- _Exercise requirements_:
Wherever a line in the data holds the word "JSON", pull that line out.

·····

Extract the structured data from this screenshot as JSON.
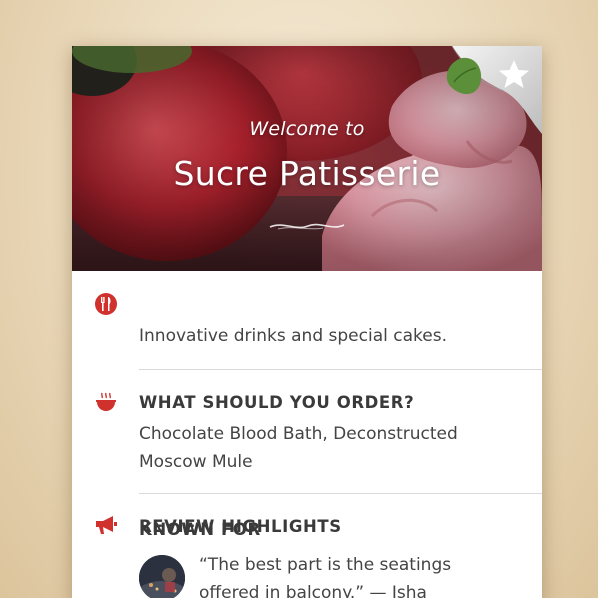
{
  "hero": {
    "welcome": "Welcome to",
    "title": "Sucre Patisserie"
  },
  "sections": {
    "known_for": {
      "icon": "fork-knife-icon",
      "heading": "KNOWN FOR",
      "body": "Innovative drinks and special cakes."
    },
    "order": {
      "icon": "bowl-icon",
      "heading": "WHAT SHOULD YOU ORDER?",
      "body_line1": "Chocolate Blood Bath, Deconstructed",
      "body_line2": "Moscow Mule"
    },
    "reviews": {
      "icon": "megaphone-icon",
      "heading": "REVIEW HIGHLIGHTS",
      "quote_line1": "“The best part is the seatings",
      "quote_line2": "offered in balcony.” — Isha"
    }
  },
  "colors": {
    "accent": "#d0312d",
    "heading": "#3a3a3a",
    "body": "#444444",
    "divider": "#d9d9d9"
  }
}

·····

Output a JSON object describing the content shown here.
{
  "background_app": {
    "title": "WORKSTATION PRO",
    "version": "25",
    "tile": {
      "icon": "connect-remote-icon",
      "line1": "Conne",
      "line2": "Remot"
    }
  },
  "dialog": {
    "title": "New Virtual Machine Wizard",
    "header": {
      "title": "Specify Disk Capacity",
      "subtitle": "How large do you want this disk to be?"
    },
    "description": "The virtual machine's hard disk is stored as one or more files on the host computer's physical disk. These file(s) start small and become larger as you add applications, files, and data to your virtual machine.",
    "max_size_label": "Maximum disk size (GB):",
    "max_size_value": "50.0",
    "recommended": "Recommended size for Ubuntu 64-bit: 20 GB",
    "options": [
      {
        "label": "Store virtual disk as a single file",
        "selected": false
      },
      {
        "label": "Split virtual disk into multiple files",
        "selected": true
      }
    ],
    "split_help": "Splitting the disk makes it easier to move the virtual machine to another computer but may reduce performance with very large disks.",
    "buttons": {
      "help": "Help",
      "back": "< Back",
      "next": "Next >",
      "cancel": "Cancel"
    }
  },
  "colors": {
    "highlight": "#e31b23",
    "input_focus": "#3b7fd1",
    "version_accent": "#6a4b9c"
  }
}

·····

- _Answer box_:
Extract the structured data from this screenshot as JSON.
Output a JSON object describing the content shown here.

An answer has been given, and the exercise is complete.